When they are frail, old women are completely ignored. The frail old woman is ‘other’. There was no space and time for talk on militancy on this subject.  Let us talk about Greenham and feminist consciousness, let us talk about our youth and feminist ideas, let us talk about the young women. But the fear of disability and death that pervades our public life prevents us from acknowledging the old frail woman and there is no solidarity expressed publicly. 

 I will end on a positive note. As usual a woman only space has been enormously enjoyable.  

Grey Hair Action or Silver Action at the Tate.

Suzanne Lacy’s project at the Tate Modern. Went to one of the 10 workshops in preparation for the performance event tomorrow. I am so downhearted.

The open call to participate was titled “Grey Hair Action”. We were told yesterday that  Lacy had to bow to the Tate marketing department and the later publicity and news called the project ‘Silver Action’. I consider this as a blatant example of ageism. In a brief discussion with a couple of women I was told that silver has positive connotations:  quick silver, sparkle etc… I disagree. Do we have to be ashamed of our white hair in an event supposed to be a celebration of old age ?

I had hoped that in the workshop we would discuss ageing: our contribution to society in general, our activities and experiences as old women  how our ageing affect our lives. I thought the issues of the double jeopardy of ageism and sexism in the media and our invisibility would be raised. I thought that the issue of the crises in care and the cuts would be raised. They may have been talked about in the other workshops. I hope they were.

I hope that tomorrow will be more inspiring.

please see comments for more details.

Jamileh is 62

I have not blogged for a while. I will not give the excuse that have too much to do. It is the time that is shrinking and I am definitely getting much slower. The fact that the blog is not attracting any interest is also depressing. But here is the contribution of a 62 years old woman.

Jamileh’s Reflections

That’s it! There is no doubt about it, I am checking it all the time, looking at myself more and more in the mirror, continuously catching fleeting sights of myself in shops, tubes, windows, anywhere I can find a reflection, I must admit, I am now old. Like real old! This has been the shocking revelation of 2012 for me.

The only looks I get nowadays, and occasionally, are from young women giving me a warm smile, maybe I remind them of their own mother, grandmother even! Or maybe they are thinking “oh this is an interesting looking old lady, I won’t mind growing old like her” (I wish!!)

As for the old men-toads, rien du tout! They are still looking for the young beautiful princesses that will kiss them. They still think they have a grand tail to parade around.
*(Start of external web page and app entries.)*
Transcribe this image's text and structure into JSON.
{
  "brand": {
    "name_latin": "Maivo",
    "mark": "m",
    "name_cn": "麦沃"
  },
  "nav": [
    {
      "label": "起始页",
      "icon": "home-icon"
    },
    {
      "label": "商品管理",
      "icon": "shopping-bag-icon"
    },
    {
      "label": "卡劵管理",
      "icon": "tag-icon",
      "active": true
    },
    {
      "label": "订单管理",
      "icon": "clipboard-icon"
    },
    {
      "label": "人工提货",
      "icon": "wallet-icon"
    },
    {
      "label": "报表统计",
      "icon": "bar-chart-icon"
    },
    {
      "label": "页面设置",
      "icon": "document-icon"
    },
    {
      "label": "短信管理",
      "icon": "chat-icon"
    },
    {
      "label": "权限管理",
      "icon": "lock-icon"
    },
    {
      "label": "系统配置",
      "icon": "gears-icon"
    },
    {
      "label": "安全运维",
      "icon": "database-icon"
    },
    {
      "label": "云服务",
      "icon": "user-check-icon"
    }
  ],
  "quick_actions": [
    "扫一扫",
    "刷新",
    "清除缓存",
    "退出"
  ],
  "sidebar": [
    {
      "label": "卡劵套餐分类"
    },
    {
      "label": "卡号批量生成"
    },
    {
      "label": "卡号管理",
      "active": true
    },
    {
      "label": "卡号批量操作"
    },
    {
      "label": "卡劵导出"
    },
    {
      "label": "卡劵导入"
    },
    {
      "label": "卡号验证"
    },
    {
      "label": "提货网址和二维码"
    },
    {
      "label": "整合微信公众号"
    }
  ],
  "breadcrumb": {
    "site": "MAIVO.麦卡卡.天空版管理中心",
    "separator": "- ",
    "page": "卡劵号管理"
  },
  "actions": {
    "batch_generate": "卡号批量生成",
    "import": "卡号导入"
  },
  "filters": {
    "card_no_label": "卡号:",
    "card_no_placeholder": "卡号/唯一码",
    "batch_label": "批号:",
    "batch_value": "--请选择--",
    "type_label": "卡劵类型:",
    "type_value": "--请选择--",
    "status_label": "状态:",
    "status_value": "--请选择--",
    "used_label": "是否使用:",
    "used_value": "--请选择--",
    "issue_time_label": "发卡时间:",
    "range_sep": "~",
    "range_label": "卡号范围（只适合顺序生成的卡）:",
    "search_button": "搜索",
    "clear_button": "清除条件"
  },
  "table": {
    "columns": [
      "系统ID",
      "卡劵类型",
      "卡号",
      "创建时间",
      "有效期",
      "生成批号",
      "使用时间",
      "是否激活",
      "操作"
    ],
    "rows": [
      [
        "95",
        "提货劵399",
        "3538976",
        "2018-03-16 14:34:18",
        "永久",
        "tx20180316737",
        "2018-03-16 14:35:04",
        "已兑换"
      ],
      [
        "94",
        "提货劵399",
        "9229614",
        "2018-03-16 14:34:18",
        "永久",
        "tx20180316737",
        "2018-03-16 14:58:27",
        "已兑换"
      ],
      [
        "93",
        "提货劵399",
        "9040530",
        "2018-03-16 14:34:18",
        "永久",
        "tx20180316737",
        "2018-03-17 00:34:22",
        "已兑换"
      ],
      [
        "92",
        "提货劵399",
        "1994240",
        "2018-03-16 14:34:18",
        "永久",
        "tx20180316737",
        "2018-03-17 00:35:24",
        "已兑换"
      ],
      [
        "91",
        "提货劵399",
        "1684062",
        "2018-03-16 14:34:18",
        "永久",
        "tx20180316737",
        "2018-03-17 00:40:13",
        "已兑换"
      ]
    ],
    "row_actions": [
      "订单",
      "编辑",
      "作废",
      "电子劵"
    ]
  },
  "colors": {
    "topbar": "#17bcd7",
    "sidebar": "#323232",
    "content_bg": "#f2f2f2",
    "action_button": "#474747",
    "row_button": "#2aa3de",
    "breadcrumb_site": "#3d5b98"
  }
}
So what happens now?

I can detect in some of my contemporary women friends a denial of old age. They pull a face when I mention joining U3A: “aren’t they all old?” This week the local gym advertised a class for the over 50s. There was only one participant: ME. The coach sighed and said: “well I told them not to advertise it like that because no one here wants to join a class that is going to tell their age”.

I could do the same, deny, deny and deny…make myself up, spend loads on anti wrinkle stuff, white teeth, hair dresser dye and carry on living in the mirage wonderland of youth or… admit, accept, mold myself into this new age with all its huge changes, and they are huge, as huge as adolescence without the pleasure of youthfulness.Big changes, physical, mental, emotional and sexual, not counting the fears and uncertainties in a society that is getting more and more ageist and individualistic. Fear of death, how and when will it happen? Of the future, how will I end up? Who will look after me?

And now to bed with my two hot water bottles. Ahhhhhh.